Limes, a crucial ingredient in a favorite Texas drink, margaritas, aren’t making their way to U.S. grocery stores and restaurants as easily as they used to, thanks to Mother Nature and a volatile political climate in Mexico, and as a result consumers and restaurant owners must pay a higher price for them.
The citrus fruits were 69 cents recently at Whole Foods — stores used to charge about $1 for four of them — and restaurants and bars buying them by the case now fork over around $110, versus the $60 they used to be, said La Condesa’s Nate Wales.
The shortage and price spike is the result of a "multi-faceted situation" in Michoacán, the Mexican state where most limes from Mexico are grown and where the U.S. receives roughly 95 percent of its lime supply, Contigo bar manager Steven Robbins said.
"What I understand through research," he said, "is that apparently drug cartels are taking over huge swaths of land where the limes are grown. The trees are rotten (because of a bacterial disease that attacks citrus trees). The trucks carrying the limes get hijacked, and on top of all that, an extremely long and cold winter made the limes smaller and less juicy."
Limes are out of season this time of year anyway, but the crisis in Mexico certainly isn’t helping their quality. Whisler’s bartender Brett Esler said he’s noticing it takes about an hour and a half to juice limes each day, rather than 30 minutes like it used to, and he "might get a drop out of a slice."
Nonetheless, dining and drinking establishments like La Condesa, Contigo and Whisler’s refuse to let skyrocketing costs stop them from producing good drinks and food with lime as an ingredient.
"Our bar program is all about fresh juice," Wales said, noting that La Condesa’s margaritas, guacamole and salsas all require limes to make.
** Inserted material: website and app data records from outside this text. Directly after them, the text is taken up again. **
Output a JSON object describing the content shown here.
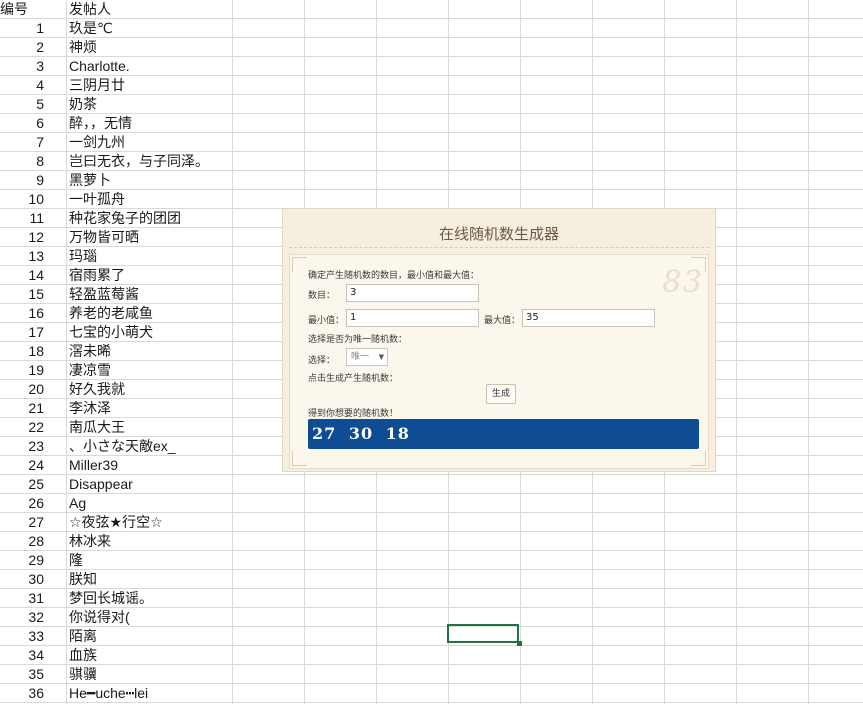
{
  "sheet": {
    "header": {
      "col_a": "编号",
      "col_b": "发帖人"
    },
    "rows": [
      {
        "num": "1",
        "name": "玖是℃"
      },
      {
        "num": "2",
        "name": "神烦"
      },
      {
        "num": "3",
        "name": "Charlotte."
      },
      {
        "num": "4",
        "name": "三阴月廿"
      },
      {
        "num": "5",
        "name": "奶茶"
      },
      {
        "num": "6",
        "name": "醉，，无情"
      },
      {
        "num": "7",
        "name": "一剑九州"
      },
      {
        "num": "8",
        "name": "岂曰无衣，与子同泽。"
      },
      {
        "num": "9",
        "name": "黑萝卜"
      },
      {
        "num": "10",
        "name": "一叶孤舟"
      },
      {
        "num": "11",
        "name": "种花家兔子的团团"
      },
      {
        "num": "12",
        "name": "万物皆可晒"
      },
      {
        "num": "13",
        "name": "玛瑙"
      },
      {
        "num": "14",
        "name": "宿雨累了"
      },
      {
        "num": "15",
        "name": "轻盈蓝莓酱"
      },
      {
        "num": "16",
        "name": "养老的老咸鱼"
      },
      {
        "num": "17",
        "name": "七宝的小萌犬"
      },
      {
        "num": "18",
        "name": "滘未晞"
      },
      {
        "num": "19",
        "name": "凄凉雪"
      },
      {
        "num": "20",
        "name": "好久我就"
      },
      {
        "num": "21",
        "name": "李沐泽"
      },
      {
        "num": "22",
        "name": "南瓜大王"
      },
      {
        "num": "23",
        "name": "、小さな天敵ex_"
      },
      {
        "num": "24",
        "name": "Miller39"
      },
      {
        "num": "25",
        "name": "Disappear"
      },
      {
        "num": "26",
        "name": "Ag"
      },
      {
        "num": "27",
        "name": "☆夜弦★行空☆"
      },
      {
        "num": "28",
        "name": "林冰来"
      },
      {
        "num": "29",
        "name": "隆"
      },
      {
        "num": "30",
        "name": "朕知"
      },
      {
        "num": "31",
        "name": "梦回长城谣。"
      },
      {
        "num": "32",
        "name": "你说得对("
      },
      {
        "num": "33",
        "name": "陌离"
      },
      {
        "num": "34",
        "name": "血族"
      },
      {
        "num": "35",
        "name": "骐骥"
      },
      {
        "num": "36",
        "name": "He━uche┅lei"
      }
    ],
    "selection_color": "#217346",
    "grid_color": "#d9d9d9"
  },
  "generator": {
    "title": "在线随机数生成器",
    "instruction": "确定产生随机数的数目，最小值和最大值：",
    "count_label": "数目：",
    "count_value": "3",
    "min_label": "最小值：",
    "min_value": "1",
    "max_label": "最大值：",
    "max_value": "35",
    "unique_instruction": "选择是否为唯一随机数：",
    "select_label": "选择：",
    "select_value": "唯一",
    "click_instruction": "点击生成产生随机数：",
    "generate_label": "生成",
    "result_label": "得到你想要的随机数！",
    "result_value": "27 30 18",
    "result_color": "#0e4d93"
  }
}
La Condesa is absorbing the higher cost to continue making them.
Another restaurant, South Lamar’s Odd Duck, is buying limes of a lower rating — grade B rather than grade A — because these $80 ones "juice just fine, but they aren’t pretty," general manager Jason James said. When they’re needed for a garnish, as in the Moscow Mule, Odd Duck swaps them out with lemons.
Contigo’s approach is to get creative. Robbins has tweaked the bar menu where he can and encourages customers to try drinks that don’t require lime juice. For example, on the happy hour menu, he’s replaced the margarita with the tequila daisy, a cocktail that asks for lemon juice.
"There is such a vast array of cocktails that we can use other citruses for," he said. "It just gives you an opportunity to step out and experiment."